That changed in 1992 when Altman hit on the perfect film to appeal to the vanity of the Hollywood hierarchy - a film about Hollywood itself. The Player was a star-packed picture which presented Tinseltown as a back-biting world full of slimy lowlifes; and the film resurrected Altman’s career with every major star desperate to work with him. The next 14 years saw Altman make Short Cuts, Cookie’s Fortune, Gosford Park and The Company - those films could easily have come from four completely different filmmakers, and it’s only their quality which unites them. Of course, Altman wouldn’t be Altman without a few flops among the hits, and he stumbled with films like Prêt-à-Porter, The Gingerbread Man and Dr T and the Women; but perhaps that’s one of the things we most loved about Robert Altman, the fact that you genuinely didn’t know what you were going to get when you sat down to watch one of his films. It could be one of the best things you’ve ever seen or one of the worst, and finding out was always a thrill.
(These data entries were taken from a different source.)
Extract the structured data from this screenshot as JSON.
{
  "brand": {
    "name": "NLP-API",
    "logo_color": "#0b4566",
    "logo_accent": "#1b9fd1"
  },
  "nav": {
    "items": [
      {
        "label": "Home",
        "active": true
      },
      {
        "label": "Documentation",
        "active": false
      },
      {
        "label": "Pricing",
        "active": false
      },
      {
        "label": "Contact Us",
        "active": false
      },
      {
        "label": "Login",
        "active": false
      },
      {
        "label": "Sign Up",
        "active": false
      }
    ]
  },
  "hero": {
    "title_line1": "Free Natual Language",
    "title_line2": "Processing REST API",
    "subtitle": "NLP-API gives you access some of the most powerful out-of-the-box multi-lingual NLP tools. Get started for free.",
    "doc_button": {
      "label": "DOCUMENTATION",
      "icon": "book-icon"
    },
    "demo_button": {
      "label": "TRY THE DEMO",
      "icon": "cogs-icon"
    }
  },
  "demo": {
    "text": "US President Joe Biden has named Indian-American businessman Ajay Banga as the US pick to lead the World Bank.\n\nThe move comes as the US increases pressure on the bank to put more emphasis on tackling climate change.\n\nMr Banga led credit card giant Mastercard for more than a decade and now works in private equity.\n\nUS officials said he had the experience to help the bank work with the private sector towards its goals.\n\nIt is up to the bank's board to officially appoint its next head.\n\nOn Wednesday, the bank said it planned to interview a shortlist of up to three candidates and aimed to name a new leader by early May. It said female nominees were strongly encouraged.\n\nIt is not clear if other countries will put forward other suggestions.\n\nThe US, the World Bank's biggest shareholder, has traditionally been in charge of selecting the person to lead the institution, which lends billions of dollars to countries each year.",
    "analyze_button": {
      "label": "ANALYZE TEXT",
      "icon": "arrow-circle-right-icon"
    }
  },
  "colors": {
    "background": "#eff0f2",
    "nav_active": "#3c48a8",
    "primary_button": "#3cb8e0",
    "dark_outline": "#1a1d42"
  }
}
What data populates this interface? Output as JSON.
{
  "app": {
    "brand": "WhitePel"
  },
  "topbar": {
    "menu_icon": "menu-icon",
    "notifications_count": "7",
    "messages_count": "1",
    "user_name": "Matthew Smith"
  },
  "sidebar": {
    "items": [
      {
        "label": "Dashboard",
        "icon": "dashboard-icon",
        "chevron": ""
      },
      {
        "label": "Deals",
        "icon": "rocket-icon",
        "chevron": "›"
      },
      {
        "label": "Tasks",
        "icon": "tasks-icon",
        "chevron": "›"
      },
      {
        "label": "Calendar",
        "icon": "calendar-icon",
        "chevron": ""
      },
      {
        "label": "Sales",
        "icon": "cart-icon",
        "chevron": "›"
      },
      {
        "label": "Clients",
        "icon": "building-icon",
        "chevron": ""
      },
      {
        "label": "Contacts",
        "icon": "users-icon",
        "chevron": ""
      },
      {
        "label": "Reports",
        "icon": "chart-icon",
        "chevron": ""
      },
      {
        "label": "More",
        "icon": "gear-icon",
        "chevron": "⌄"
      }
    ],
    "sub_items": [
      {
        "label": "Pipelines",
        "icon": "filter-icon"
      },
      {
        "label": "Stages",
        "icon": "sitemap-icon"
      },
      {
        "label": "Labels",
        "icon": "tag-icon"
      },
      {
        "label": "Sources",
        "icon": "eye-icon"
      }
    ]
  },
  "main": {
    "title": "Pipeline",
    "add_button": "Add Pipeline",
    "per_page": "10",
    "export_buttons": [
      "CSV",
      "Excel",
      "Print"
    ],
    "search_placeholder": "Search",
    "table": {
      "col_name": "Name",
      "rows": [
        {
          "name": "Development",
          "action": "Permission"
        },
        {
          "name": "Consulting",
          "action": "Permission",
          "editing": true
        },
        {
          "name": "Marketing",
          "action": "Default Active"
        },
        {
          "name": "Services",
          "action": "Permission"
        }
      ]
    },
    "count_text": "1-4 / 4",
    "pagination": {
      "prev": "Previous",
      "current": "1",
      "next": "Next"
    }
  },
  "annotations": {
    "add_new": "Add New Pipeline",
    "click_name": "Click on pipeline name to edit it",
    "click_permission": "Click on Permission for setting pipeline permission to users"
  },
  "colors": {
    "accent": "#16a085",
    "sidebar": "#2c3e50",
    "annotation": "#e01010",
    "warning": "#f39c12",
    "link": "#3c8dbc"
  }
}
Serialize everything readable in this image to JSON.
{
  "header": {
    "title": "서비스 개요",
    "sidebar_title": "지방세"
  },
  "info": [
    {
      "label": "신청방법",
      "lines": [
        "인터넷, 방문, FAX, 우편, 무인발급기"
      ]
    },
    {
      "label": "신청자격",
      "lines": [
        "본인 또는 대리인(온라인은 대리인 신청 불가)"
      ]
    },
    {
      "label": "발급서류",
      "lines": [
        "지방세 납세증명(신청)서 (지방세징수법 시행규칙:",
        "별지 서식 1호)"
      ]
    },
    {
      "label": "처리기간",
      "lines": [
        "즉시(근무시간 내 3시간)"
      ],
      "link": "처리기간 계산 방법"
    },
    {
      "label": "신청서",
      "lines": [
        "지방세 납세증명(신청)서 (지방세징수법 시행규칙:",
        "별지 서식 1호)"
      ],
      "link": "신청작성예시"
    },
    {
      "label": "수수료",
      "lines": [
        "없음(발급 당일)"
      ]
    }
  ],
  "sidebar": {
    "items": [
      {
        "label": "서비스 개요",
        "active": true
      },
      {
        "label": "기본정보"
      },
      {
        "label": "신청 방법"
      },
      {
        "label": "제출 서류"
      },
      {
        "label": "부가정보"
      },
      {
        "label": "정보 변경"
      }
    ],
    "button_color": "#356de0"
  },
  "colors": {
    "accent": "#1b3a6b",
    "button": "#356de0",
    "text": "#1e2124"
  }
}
And now, there will be no more. It is fitting, perhaps, that Altman finished with A Prairie Home Companion, the kind of ensemble piece with which he is most readily associated, and one look at the cast list - for a small-scale film about an obscure radio show - tells you everything you need to know about the high regard Altman was held in by people who know their craft inside-out. He was always an outsider, viewed as an iconoclast and a troublemaker by those higher up the Hollywood food chain, but he finally received recognition from his peers earlier this year when he was given an honorary Academy Award after five unsuccessful nominations. As he stood on the stage clutching his overdue prize, this great filmmaker announced the fact that he had undergone a heart transplant ten years ago and he had received the heart of a woman half his age. “By that kind of calculation” he joked, “you may be giving me this award, too early. Because I think I've got about 40 years left on it. And I intend to use it”.
If only it were true.